= Beginning of Section =
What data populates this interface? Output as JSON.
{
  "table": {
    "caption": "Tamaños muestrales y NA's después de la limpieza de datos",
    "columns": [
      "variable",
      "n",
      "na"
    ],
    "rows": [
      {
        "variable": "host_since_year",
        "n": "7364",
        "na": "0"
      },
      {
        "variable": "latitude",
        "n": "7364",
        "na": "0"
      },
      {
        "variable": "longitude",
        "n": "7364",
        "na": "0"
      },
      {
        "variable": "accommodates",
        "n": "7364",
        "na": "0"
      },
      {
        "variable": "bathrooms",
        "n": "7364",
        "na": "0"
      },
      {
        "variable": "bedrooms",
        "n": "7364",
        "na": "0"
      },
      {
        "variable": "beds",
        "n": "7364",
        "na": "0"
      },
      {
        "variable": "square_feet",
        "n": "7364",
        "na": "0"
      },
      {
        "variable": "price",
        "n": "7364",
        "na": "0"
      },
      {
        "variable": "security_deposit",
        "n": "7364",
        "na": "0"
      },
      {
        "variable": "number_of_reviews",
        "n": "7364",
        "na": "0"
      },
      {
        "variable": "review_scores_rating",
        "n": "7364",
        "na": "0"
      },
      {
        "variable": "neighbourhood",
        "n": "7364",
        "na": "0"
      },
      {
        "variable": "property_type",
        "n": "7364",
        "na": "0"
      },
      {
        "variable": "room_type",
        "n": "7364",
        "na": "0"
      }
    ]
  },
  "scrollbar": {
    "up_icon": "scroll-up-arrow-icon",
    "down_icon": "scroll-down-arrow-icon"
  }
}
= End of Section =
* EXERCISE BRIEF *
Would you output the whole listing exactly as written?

* EXERCISE SOLUTION *
What data populates this interface? Output as JSON.
{
  "table": {
    "caption": "Tamaños muestrales y NA's después de la limpieza de datos",
    "columns": [
      "variable",
      "n",
      "na"
    ],
    "rows": [
      {
        "variable": "host_since_year",
        "n": "7364",
        "na": "0"
      },
      {
        "variable": "latitude",
        "n": "7364",
        "na": "0"
      },
      {
        "variable": "longitude",
        "n": "7364",
        "na": "0"
      },
      {
        "variable": "accommodates",
        "n": "7364",
        "na": "0"
      },
      {
        "variable": "bathrooms",
        "n": "7364",
        "na": "0"
      },
      {
        "variable": "bedrooms",
        "n": "7364",
        "na": "0"
      },
      {
        "variable": "beds",
        "n": "7364",
        "na": "0"
      },
      {
        "variable": "square_feet",
        "n": "7364",
        "na": "0"
      },
      {
        "variable": "price",
        "n": "7364",
        "na": "0"
      },
      {
        "variable": "security_deposit",
        "n": "7364",
        "na": "0"
      },
      {
        "variable": "number_of_reviews",
        "n": "7364",
        "na": "0"
      },
      {
        "variable": "review_scores_rating",
        "n": "7364",
        "na": "0"
      },
      {
        "variable": "neighbourhood",
        "n": "7364",
        "na": "0"
      },
      {
        "variable": "property_type",
        "n": "7364",
        "na": "0"
      },
      {
        "variable": "room_type",
        "n": "7364",
        "na": "0"
      }
    ]
  },
  "scrollbar": {
    "up_icon": "scroll-up-arrow-icon",
    "down_icon": "scroll-down-arrow-icon"
  }
}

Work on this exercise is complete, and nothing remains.